# DIRECTIONS FOR THIS TASK
Please copy out every line in the entries that includes the word "screenshot".

# TASK INPUTS
* * *

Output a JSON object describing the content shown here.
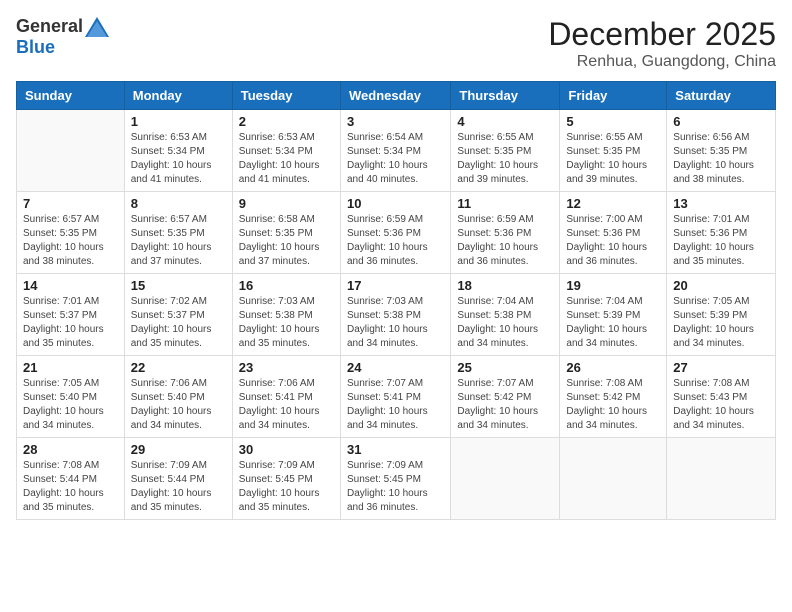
{
  "logo": {
    "general": "General",
    "blue": "Blue"
  },
  "title": "December 2025",
  "location": "Renhua, Guangdong, China",
  "headers": [
    "Sunday",
    "Monday",
    "Tuesday",
    "Wednesday",
    "Thursday",
    "Friday",
    "Saturday"
  ],
  "weeks": [
    [
      {
        "day": "",
        "info": ""
      },
      {
        "day": "1",
        "info": "Sunrise: 6:53 AM\nSunset: 5:34 PM\nDaylight: 10 hours\nand 41 minutes."
      },
      {
        "day": "2",
        "info": "Sunrise: 6:53 AM\nSunset: 5:34 PM\nDaylight: 10 hours\nand 41 minutes."
      },
      {
        "day": "3",
        "info": "Sunrise: 6:54 AM\nSunset: 5:34 PM\nDaylight: 10 hours\nand 40 minutes."
      },
      {
        "day": "4",
        "info": "Sunrise: 6:55 AM\nSunset: 5:35 PM\nDaylight: 10 hours\nand 39 minutes."
      },
      {
        "day": "5",
        "info": "Sunrise: 6:55 AM\nSunset: 5:35 PM\nDaylight: 10 hours\nand 39 minutes."
      },
      {
        "day": "6",
        "info": "Sunrise: 6:56 AM\nSunset: 5:35 PM\nDaylight: 10 hours\nand 38 minutes."
      }
    ],
    [
      {
        "day": "7",
        "info": "Sunrise: 6:57 AM\nSunset: 5:35 PM\nDaylight: 10 hours\nand 38 minutes."
      },
      {
        "day": "8",
        "info": "Sunrise: 6:57 AM\nSunset: 5:35 PM\nDaylight: 10 hours\nand 37 minutes."
      },
      {
        "day": "9",
        "info": "Sunrise: 6:58 AM\nSunset: 5:35 PM\nDaylight: 10 hours\nand 37 minutes."
      },
      {
        "day": "10",
        "info": "Sunrise: 6:59 AM\nSunset: 5:36 PM\nDaylight: 10 hours\nand 36 minutes."
      },
      {
        "day": "11",
        "info": "Sunrise: 6:59 AM\nSunset: 5:36 PM\nDaylight: 10 hours\nand 36 minutes."
      },
      {
        "day": "12",
        "info": "Sunrise: 7:00 AM\nSunset: 5:36 PM\nDaylight: 10 hours\nand 36 minutes."
      },
      {
        "day": "13",
        "info": "Sunrise: 7:01 AM\nSunset: 5:36 PM\nDaylight: 10 hours\nand 35 minutes."
      }
    ],
    [
      {
        "day": "14",
        "info": "Sunrise: 7:01 AM\nSunset: 5:37 PM\nDaylight: 10 hours\nand 35 minutes."
      },
      {
        "day": "15",
        "info": "Sunrise: 7:02 AM\nSunset: 5:37 PM\nDaylight: 10 hours\nand 35 minutes."
      },
      {
        "day": "16",
        "info": "Sunrise: 7:03 AM\nSunset: 5:38 PM\nDaylight: 10 hours\nand 35 minutes."
      },
      {
        "day": "17",
        "info": "Sunrise: 7:03 AM\nSunset: 5:38 PM\nDaylight: 10 hours\nand 34 minutes."
      },
      {
        "day": "18",
        "info": "Sunrise: 7:04 AM\nSunset: 5:38 PM\nDaylight: 10 hours\nand 34 minutes."
      },
      {
        "day": "19",
        "info": "Sunrise: 7:04 AM\nSunset: 5:39 PM\nDaylight: 10 hours\nand 34 minutes."
      },
      {
        "day": "20",
        "info": "Sunrise: 7:05 AM\nSunset: 5:39 PM\nDaylight: 10 hours\nand 34 minutes."
      }
    ],
    [
      {
        "day": "21",
        "info": "Sunrise: 7:05 AM\nSunset: 5:40 PM\nDaylight: 10 hours\nand 34 minutes."
      },
      {
        "day": "22",
        "info": "Sunrise: 7:06 AM\nSunset: 5:40 PM\nDaylight: 10 hours\nand 34 minutes."
      },
      {
        "day": "23",
        "info": "Sunrise: 7:06 AM\nSunset: 5:41 PM\nDaylight: 10 hours\nand 34 minutes."
      },
      {
        "day": "24",
        "info": "Sunrise: 7:07 AM\nSunset: 5:41 PM\nDaylight: 10 hours\nand 34 minutes."
      },
      {
        "day": "25",
        "info": "Sunrise: 7:07 AM\nSunset: 5:42 PM\nDaylight: 10 hours\nand 34 minutes."
      },
      {
        "day": "26",
        "info": "Sunrise: 7:08 AM\nSunset: 5:42 PM\nDaylight: 10 hours\nand 34 minutes."
      },
      {
        "day": "27",
        "info": "Sunrise: 7:08 AM\nSunset: 5:43 PM\nDaylight: 10 hours\nand 34 minutes."
      }
    ],
    [
      {
        "day": "28",
        "info": "Sunrise: 7:08 AM\nSunset: 5:44 PM\nDaylight: 10 hours\nand 35 minutes."
      },
      {
        "day": "29",
        "info": "Sunrise: 7:09 AM\nSunset: 5:44 PM\nDaylight: 10 hours\nand 35 minutes."
      },
      {
        "day": "30",
        "info": "Sunrise: 7:09 AM\nSunset: 5:45 PM\nDaylight: 10 hours\nand 35 minutes."
      },
      {
        "day": "31",
        "info": "Sunrise: 7:09 AM\nSunset: 5:45 PM\nDaylight: 10 hours\nand 36 minutes."
      },
      {
        "day": "",
        "info": ""
      },
      {
        "day": "",
        "info": ""
      },
      {
        "day": "",
        "info": ""
      }
    ]
  ]
}
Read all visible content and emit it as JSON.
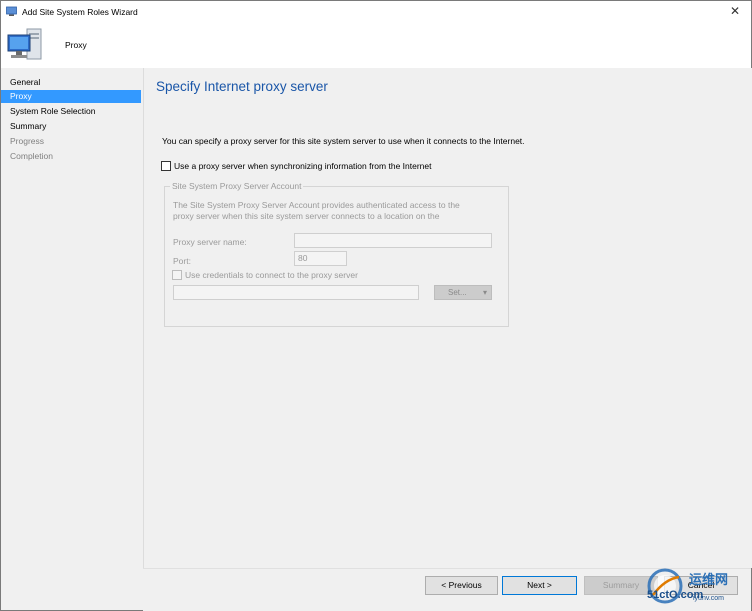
{
  "window": {
    "title": "Add Site System Roles Wizard",
    "close_glyph": "✕"
  },
  "header": {
    "title": "Proxy",
    "icon": "computer-icon"
  },
  "sidebar": {
    "items": [
      {
        "label": "General",
        "state": "normal"
      },
      {
        "label": "Proxy",
        "state": "active"
      },
      {
        "label": "System Role Selection",
        "state": "normal"
      },
      {
        "label": "Summary",
        "state": "normal"
      },
      {
        "label": "Progress",
        "state": "dim"
      },
      {
        "label": "Completion",
        "state": "dim"
      }
    ]
  },
  "main": {
    "page_title": "Specify Internet proxy server",
    "description": "You can specify a proxy server for this site system server to use when it connects to the Internet.",
    "use_proxy_label": "Use a proxy server when synchronizing information from the Internet",
    "use_proxy_checked": false,
    "group": {
      "legend": "Site System Proxy Server Account",
      "description_line1": "The Site System Proxy Server Account provides authenticated access to the",
      "description_line2": "proxy server when this site system server connects to a location on the",
      "proxy_name_label": "Proxy server name:",
      "proxy_name_value": "",
      "port_label": "Port:",
      "port_value": "80",
      "credentials_label": "Use credentials to connect to the proxy server",
      "credentials_checked": false,
      "account_value": "",
      "set_button": "Set...",
      "set_arrow": "▾"
    }
  },
  "footer": {
    "previous": "< Previous",
    "next": "Next >",
    "summary": "Summary",
    "cancel": "Cancel"
  },
  "watermark": {
    "site_name": "运维网",
    "domain": "51ctO.com",
    "sub": "iyunv.com"
  },
  "colors": {
    "accent": "#3399ff",
    "title_blue": "#1a56a8",
    "primary_border": "#0078d7"
  }
}
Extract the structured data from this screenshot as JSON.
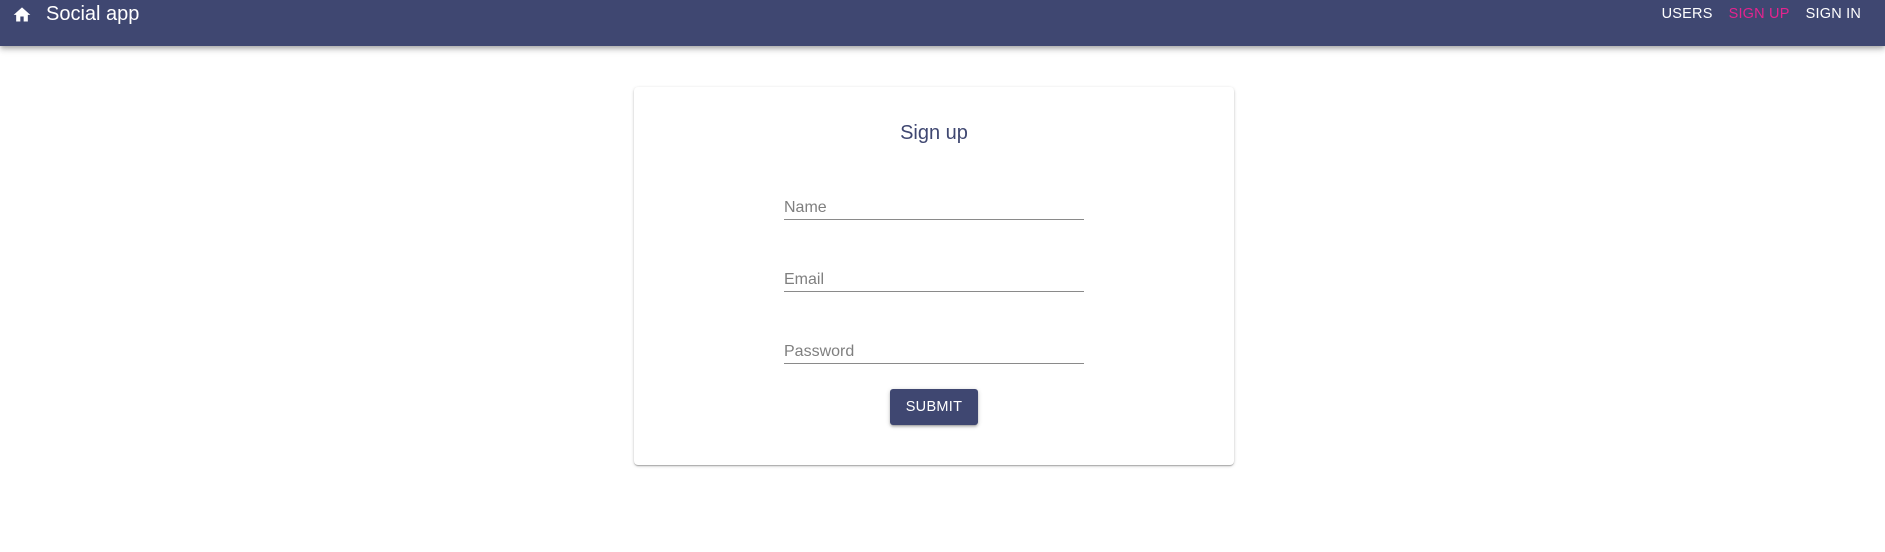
{
  "header": {
    "home_icon": "home-icon",
    "title": "Social app",
    "nav": {
      "users": "USERS",
      "signup": "SIGN UP",
      "signin": "SIGN IN"
    },
    "active_color": "#e5238f",
    "bar_color": "#3f4771"
  },
  "form": {
    "title": "Sign up",
    "name": {
      "placeholder": "Name",
      "value": ""
    },
    "email": {
      "placeholder": "Email",
      "value": ""
    },
    "password": {
      "placeholder": "Password",
      "value": ""
    },
    "submit_label": "SUBMIT"
  }
}
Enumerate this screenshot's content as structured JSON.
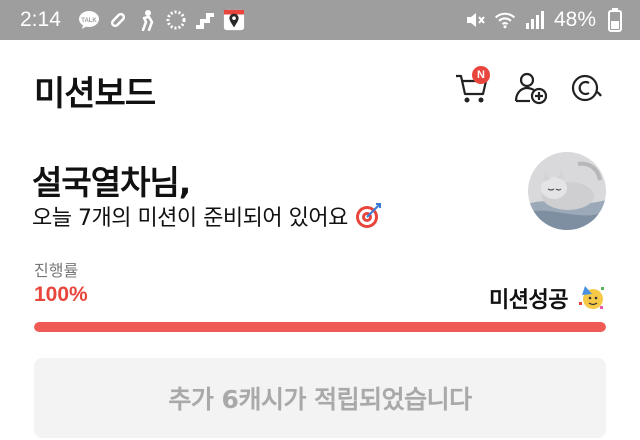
{
  "status_bar": {
    "time": "2:14",
    "battery_percent": "48%",
    "left_icons": [
      "talk-icon",
      "link-icon",
      "person-run-icon",
      "loading-icon",
      "steps-icon",
      "map-pin-icon"
    ],
    "right_icons": [
      "mute-icon",
      "wifi-icon",
      "signal-icon",
      "battery-icon"
    ]
  },
  "header": {
    "title": "미션보드",
    "cart_badge": "N"
  },
  "greeting": {
    "name": "설국열차님,",
    "subtitle": "오늘 7개의 미션이 준비되어 있어요"
  },
  "progress": {
    "label": "진행률",
    "value_text": "100%",
    "fraction": 1.0,
    "status": "미션성공"
  },
  "reward_button": {
    "label": "추가 6캐시가 적립되었습니다"
  },
  "colors": {
    "accent": "#f05a55",
    "status_bar": "#9e9e9e",
    "disabled_text": "#a9a9a9"
  }
}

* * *

# TASK RESPONSE
Extract the structured data from this screenshot as JSON.
Enumerate this screenshot's content as structured JSON.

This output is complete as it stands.